The Prosecutor's Fallacy
Unlikely things happen all of the time
In 1989 Leonard Mlodinow was unexpectedly denied life insurance due to the results of a blood test. When he called up his doctor’s office, he received the very scary news that he had a 999 out of a 1000 chance of having HIV, based on on the blood test’s false positive rate of one in 1,000. Fortunately Mlodinow (a theoretical physicist) knew enough about probability theory to be skeptical. He looked up statistics about his demographic group and learned that only about one in 10,000 people were actually confirmed as having HIV after testing positive. If one in every 1,000 results was a false positive, then on average ten of the 10,000 were likely to get a false result. In his book The Drunkard’s Walk Mlodinow writes:
We end up with 10 people who are false positives and 1 truly positive. In other words, only 1 in 11 people who test positive are really infected with HIV. My doctor told me that the probability that the test was wrong — and I was in fact healthy — was 1 in 1,000. He should have said, “Don’t worry, the chances are better than 10 out of 11 that you are not infected.”
As his analysis might suggest, Mlodinow did not turn out to have HIV. In tree form the counts look something like this:
The doctor’s mistake is called the Prosecutor’s Fallacy because it often comes up in the context of forensic evidence. If there is a one in a thousand chance of the defendant’s DNA matching the DNA at the scene, the prosecutor may imply that there is a 99.9% chance that the defendant is guilty. However, if there are hundreds of thousands of samples in the database, there could be hundreds of people whose DNA matches the sample but are not guilty. The result of a DNA test has to be considered in context. If the defendant is the victim’s ex-husband, the DNA match is pretty damning. If the DNA match is in the system from a property crime ten years back there’s a decent chance he’s not your guy.
The Prosecutor’s Fallacy illustrates something counterintuitive about probabilities: when you are dealing with a large population or conducting many trials, unlikely things are likely to happen some of the time. The odds that you or I any other person in the world will be struck by lightning in the next year is infinitesimally small (~ 1 in 700,000). Yet every year people die from lightning strikes because the union of all those tiny probabilities is very large.
A key takeaway is that a good way to increase the likelihood of an improbable outcome is to conduct more trials. In the book How Not to be Wrong Jordan Ellenberg relates the parable of the “Baltimore stockbroker”. The stockbroker sends you a letter in the mail predicting that a particular stock is going to go up in the next week, which it does. He sends another letter the next week and again his prediction is correct. This goes on for five weeks, at the end of which he asks whether you would like to engage his services.

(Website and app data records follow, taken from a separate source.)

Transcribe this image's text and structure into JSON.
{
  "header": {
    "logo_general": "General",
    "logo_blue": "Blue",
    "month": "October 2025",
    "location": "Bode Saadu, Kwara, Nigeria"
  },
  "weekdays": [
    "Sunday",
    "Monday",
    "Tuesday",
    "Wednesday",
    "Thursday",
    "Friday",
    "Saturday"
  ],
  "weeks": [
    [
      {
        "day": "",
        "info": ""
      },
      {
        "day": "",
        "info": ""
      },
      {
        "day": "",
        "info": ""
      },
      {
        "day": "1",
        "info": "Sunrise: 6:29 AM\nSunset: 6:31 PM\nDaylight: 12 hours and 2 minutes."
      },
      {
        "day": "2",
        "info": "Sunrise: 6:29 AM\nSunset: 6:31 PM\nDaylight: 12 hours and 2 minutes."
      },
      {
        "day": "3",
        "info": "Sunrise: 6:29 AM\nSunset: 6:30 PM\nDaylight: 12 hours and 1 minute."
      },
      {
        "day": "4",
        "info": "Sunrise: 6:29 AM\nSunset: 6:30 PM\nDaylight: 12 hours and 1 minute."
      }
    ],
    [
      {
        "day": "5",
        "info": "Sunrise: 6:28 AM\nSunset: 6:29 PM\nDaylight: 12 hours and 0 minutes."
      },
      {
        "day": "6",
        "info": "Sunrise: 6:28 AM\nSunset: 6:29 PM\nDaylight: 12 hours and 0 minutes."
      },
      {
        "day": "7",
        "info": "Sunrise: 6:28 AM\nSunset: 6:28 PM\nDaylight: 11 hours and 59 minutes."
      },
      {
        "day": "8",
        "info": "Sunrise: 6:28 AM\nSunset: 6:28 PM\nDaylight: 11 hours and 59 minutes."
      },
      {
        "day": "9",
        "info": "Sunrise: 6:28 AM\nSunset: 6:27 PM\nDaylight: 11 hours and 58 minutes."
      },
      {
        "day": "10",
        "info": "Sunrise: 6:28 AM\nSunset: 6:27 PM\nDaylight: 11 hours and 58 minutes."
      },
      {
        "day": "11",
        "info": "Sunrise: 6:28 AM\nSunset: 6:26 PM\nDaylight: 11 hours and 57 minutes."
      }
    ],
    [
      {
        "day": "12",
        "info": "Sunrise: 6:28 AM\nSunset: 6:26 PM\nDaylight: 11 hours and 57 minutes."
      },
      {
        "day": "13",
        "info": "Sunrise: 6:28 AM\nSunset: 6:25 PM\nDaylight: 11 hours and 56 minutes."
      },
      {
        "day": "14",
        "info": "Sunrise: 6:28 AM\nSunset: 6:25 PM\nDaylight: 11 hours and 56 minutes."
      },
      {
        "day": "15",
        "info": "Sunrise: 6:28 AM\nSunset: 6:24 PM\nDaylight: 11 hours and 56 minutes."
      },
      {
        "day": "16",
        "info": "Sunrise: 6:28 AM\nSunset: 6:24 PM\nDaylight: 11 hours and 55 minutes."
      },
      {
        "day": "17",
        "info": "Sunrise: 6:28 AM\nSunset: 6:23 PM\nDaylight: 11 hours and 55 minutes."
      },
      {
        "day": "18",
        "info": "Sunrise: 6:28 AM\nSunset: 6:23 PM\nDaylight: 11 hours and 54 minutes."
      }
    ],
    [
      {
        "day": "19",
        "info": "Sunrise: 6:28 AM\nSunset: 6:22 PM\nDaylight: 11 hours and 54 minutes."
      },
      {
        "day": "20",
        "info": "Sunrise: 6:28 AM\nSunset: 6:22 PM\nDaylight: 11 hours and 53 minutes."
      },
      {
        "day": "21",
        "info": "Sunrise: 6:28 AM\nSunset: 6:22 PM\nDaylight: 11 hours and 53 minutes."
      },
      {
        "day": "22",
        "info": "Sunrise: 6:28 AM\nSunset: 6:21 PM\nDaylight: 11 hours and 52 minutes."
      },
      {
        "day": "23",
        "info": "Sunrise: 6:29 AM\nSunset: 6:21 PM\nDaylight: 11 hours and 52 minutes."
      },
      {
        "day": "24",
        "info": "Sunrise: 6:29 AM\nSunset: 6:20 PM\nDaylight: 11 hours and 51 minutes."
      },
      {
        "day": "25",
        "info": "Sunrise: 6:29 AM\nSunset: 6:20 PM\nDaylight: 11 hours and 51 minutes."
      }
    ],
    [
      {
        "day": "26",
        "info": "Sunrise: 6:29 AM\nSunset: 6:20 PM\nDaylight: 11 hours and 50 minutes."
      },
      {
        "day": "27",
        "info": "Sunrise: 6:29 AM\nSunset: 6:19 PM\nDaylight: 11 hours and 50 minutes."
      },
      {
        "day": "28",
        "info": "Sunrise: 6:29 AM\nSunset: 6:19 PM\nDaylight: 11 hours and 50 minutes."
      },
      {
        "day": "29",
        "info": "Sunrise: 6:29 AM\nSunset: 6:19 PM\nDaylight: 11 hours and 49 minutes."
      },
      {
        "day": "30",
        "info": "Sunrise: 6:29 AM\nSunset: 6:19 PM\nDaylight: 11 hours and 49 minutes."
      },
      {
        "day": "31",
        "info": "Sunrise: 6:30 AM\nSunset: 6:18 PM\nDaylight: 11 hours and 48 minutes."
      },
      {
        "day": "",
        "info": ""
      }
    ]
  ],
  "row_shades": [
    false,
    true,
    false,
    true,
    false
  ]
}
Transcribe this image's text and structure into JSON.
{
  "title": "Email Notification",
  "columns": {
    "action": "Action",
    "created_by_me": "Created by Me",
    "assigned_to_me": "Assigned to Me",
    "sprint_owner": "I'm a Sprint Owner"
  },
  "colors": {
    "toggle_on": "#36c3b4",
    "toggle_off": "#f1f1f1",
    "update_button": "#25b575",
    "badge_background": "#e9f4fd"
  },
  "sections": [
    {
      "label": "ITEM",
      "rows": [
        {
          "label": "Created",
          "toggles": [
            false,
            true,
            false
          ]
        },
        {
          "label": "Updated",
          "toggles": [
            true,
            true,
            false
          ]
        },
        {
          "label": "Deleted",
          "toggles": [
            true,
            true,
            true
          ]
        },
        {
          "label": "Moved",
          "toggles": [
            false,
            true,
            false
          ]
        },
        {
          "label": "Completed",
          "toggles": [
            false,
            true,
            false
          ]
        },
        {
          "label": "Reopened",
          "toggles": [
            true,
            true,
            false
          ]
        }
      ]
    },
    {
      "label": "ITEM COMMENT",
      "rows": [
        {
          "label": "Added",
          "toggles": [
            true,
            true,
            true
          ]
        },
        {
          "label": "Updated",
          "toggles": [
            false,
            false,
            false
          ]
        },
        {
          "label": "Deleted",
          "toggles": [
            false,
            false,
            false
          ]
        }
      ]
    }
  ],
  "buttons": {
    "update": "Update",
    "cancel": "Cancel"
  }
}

Here’s the catch -- that first letter went out to 1024 people. Half of the recipients got a letter saying the stock was going to go up and half were told that the stock would go down. Only the people who received the correct prediction got another letter the next week. If on average the predictions are correct 50% of the time, after five weeks only 32 people will be getting the letter. Those final recipients have been given good reason to be confident in getting a good return on their investment even though the stockbroker hasn’t demonstrated any more skill than someone guessing at random.
The Baltimore stockbroker is fictional, but brokers who sell shares of mutual funds use a similar strategy by “incubating” funds for a few years before making them available to the public. Funds that perform poorly are quietly cut while funds that do well are touted to investors with stats about their impressive returns. Maybe those funds were invested very cleverly. More likely they were just lucky for a few years, which doesn’t guarantee that they will remain so in the future.
The reality that remarkable things can and do happen at random is at odds with the way we intuitively see the world. Studies show that people are inclined to spot patterns and causal relationships where there are none. When stock prices begin to recover or a great team has a streak of losing games we could stand to be a bit more skeptical before assigning praise and blame. No coach or politician exerts as much influence as good old regression to the mean.